* _Problem details_
Looking at the entries below, how many lines include the word "value"? Answer with the number alone.

* _Page and application data records_
○ ○ ○ ○ ○
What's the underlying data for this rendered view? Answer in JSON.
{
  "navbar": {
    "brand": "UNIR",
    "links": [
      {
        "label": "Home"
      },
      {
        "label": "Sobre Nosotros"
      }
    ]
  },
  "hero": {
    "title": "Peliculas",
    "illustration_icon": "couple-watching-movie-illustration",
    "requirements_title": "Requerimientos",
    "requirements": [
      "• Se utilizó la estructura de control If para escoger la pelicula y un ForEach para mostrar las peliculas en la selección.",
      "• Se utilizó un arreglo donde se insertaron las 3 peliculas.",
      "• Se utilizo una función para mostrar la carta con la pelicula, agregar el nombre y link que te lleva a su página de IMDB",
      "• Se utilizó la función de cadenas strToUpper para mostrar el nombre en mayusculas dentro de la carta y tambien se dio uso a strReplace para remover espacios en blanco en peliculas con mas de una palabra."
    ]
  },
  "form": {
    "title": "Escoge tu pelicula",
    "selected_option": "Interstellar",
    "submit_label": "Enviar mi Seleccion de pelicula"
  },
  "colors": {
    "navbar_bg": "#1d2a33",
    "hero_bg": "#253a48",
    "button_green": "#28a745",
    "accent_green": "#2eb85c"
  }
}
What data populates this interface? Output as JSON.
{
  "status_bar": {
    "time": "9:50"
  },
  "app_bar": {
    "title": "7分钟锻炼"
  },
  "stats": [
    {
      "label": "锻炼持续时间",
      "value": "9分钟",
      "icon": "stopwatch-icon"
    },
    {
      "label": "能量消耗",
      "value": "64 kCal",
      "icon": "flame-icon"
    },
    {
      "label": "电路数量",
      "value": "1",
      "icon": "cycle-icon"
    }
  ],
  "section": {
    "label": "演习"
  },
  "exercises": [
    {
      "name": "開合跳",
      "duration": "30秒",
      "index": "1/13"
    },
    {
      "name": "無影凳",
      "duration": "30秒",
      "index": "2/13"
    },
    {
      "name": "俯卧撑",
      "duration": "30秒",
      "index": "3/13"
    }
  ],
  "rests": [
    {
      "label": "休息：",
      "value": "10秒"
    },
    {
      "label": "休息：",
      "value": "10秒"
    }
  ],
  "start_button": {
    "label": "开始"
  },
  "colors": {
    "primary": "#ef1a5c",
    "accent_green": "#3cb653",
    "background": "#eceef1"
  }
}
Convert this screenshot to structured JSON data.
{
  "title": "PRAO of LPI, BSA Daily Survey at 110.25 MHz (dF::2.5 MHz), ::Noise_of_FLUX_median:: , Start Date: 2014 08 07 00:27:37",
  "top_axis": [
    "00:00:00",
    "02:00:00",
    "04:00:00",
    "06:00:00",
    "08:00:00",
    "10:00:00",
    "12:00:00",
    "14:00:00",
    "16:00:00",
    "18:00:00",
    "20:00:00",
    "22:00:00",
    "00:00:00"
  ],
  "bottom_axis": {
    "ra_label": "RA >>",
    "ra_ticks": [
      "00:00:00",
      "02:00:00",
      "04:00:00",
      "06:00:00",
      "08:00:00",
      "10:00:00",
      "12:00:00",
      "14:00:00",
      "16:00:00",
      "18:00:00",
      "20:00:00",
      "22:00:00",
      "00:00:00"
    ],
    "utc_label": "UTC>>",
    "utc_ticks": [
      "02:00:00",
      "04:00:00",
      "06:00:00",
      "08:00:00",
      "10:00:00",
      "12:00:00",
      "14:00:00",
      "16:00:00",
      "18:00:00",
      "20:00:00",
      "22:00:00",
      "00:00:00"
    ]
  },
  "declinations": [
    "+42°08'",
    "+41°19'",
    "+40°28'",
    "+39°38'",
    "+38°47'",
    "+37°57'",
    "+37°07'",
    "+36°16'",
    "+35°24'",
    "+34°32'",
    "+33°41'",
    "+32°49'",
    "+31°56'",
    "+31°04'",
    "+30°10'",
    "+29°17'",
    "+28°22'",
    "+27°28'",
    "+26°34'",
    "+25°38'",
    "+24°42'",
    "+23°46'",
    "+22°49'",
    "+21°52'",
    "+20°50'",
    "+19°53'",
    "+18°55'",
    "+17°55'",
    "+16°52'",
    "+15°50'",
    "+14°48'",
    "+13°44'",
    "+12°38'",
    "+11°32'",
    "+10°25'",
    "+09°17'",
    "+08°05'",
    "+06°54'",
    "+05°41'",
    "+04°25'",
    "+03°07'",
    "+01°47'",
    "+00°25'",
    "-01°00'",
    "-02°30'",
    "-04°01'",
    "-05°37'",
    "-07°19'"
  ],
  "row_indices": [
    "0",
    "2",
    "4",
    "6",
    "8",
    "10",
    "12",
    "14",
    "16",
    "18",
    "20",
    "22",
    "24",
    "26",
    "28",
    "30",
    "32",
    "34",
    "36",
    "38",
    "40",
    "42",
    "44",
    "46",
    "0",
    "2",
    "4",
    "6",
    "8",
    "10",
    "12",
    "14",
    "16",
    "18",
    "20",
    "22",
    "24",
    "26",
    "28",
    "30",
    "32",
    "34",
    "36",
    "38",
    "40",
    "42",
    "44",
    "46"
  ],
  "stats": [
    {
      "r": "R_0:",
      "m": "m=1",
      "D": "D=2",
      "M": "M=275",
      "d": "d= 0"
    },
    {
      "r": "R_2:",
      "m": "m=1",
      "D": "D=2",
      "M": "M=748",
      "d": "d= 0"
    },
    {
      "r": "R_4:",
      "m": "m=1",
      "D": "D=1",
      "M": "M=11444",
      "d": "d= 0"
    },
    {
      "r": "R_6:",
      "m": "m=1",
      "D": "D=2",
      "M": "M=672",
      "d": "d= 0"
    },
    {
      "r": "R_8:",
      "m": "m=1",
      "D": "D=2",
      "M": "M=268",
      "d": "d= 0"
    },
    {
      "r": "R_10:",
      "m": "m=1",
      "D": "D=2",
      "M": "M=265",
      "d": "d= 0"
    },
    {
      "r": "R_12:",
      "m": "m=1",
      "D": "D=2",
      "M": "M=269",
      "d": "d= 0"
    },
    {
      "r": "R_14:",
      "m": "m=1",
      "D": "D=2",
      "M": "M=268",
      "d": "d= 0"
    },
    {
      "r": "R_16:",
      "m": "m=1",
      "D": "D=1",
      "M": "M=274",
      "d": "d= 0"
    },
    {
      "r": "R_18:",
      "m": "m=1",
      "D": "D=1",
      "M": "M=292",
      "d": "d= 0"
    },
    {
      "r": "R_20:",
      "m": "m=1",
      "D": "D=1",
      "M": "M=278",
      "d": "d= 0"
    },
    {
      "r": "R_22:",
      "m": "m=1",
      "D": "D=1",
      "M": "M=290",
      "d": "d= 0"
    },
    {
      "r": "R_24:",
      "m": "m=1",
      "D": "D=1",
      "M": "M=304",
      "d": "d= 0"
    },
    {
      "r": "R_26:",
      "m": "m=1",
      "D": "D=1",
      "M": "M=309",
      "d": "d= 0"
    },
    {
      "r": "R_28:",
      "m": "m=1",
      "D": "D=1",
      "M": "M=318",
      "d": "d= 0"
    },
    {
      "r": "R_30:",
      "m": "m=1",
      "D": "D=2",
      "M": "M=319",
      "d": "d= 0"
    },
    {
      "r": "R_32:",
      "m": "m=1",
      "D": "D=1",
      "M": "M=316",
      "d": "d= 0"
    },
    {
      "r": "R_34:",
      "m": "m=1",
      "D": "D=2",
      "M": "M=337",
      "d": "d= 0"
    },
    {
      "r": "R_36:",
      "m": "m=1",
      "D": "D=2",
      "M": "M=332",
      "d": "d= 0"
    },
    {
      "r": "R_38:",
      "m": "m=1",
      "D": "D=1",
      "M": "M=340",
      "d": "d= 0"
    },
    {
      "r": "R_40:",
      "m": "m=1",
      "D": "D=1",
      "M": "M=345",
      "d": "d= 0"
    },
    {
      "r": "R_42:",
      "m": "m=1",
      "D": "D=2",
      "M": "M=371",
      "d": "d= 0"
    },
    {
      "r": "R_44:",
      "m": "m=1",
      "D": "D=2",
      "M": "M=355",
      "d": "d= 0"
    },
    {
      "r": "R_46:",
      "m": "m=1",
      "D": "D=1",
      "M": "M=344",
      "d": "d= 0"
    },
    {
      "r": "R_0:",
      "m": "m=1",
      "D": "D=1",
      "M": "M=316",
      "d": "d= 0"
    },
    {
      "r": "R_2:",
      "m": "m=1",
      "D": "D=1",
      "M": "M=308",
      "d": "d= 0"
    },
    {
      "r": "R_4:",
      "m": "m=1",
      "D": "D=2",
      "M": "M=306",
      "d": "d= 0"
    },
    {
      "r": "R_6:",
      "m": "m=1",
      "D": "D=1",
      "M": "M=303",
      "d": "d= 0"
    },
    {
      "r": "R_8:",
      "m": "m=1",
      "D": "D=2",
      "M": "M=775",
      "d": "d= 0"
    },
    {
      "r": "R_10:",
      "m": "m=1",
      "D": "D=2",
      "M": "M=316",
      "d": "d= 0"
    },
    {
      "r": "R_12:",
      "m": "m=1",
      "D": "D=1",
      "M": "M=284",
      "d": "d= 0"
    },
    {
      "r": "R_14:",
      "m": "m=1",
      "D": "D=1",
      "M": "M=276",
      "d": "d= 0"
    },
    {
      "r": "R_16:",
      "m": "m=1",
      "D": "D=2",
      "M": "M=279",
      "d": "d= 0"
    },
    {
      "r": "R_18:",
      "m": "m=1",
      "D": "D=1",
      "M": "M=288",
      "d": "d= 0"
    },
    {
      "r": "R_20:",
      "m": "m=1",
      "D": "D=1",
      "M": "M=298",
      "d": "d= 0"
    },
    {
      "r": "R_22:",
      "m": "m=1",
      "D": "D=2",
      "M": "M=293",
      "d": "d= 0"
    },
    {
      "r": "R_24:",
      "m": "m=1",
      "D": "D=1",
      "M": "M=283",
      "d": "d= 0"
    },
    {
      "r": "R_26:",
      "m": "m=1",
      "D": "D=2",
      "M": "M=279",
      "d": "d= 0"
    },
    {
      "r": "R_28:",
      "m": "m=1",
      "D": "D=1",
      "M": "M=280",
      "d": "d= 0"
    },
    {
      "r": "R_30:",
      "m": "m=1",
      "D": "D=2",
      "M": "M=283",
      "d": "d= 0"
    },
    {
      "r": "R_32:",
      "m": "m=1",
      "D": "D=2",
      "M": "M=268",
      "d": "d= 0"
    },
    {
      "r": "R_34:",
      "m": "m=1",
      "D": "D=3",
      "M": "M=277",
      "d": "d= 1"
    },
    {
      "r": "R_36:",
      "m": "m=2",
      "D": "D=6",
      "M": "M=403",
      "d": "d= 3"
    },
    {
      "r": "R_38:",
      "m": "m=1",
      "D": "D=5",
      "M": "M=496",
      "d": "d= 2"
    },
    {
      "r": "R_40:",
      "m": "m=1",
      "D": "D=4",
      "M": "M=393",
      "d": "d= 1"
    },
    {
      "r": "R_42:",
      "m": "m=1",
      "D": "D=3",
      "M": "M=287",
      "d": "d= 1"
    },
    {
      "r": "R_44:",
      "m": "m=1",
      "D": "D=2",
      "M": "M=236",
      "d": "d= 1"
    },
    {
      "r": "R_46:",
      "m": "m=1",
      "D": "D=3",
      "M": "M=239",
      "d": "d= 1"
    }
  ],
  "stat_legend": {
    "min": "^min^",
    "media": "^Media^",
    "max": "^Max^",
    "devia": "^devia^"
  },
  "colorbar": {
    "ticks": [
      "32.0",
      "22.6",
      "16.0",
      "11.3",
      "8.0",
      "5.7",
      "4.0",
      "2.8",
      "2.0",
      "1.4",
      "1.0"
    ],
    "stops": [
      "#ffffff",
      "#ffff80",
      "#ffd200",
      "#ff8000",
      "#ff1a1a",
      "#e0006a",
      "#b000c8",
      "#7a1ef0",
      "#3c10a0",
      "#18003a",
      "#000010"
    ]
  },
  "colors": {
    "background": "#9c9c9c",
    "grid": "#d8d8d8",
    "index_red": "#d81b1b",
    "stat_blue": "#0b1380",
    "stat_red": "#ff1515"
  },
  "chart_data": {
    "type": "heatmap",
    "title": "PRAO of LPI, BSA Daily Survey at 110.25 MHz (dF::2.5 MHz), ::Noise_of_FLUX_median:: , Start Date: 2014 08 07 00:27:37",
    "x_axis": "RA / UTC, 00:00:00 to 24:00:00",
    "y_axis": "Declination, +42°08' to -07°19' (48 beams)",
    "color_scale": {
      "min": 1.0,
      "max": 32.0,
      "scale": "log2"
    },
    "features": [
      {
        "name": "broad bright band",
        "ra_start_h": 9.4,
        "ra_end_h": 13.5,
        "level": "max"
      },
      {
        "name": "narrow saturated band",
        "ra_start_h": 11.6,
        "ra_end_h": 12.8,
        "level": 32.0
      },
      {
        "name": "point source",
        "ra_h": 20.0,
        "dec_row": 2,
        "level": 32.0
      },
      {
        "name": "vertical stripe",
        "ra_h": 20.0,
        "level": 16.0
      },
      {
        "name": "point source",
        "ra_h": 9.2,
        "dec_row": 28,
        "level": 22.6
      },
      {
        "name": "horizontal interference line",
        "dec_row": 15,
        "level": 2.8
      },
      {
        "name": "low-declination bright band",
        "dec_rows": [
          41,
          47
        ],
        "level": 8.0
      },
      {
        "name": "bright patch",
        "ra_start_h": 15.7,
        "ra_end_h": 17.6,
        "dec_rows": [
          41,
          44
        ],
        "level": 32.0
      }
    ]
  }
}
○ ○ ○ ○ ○
* _Output_
5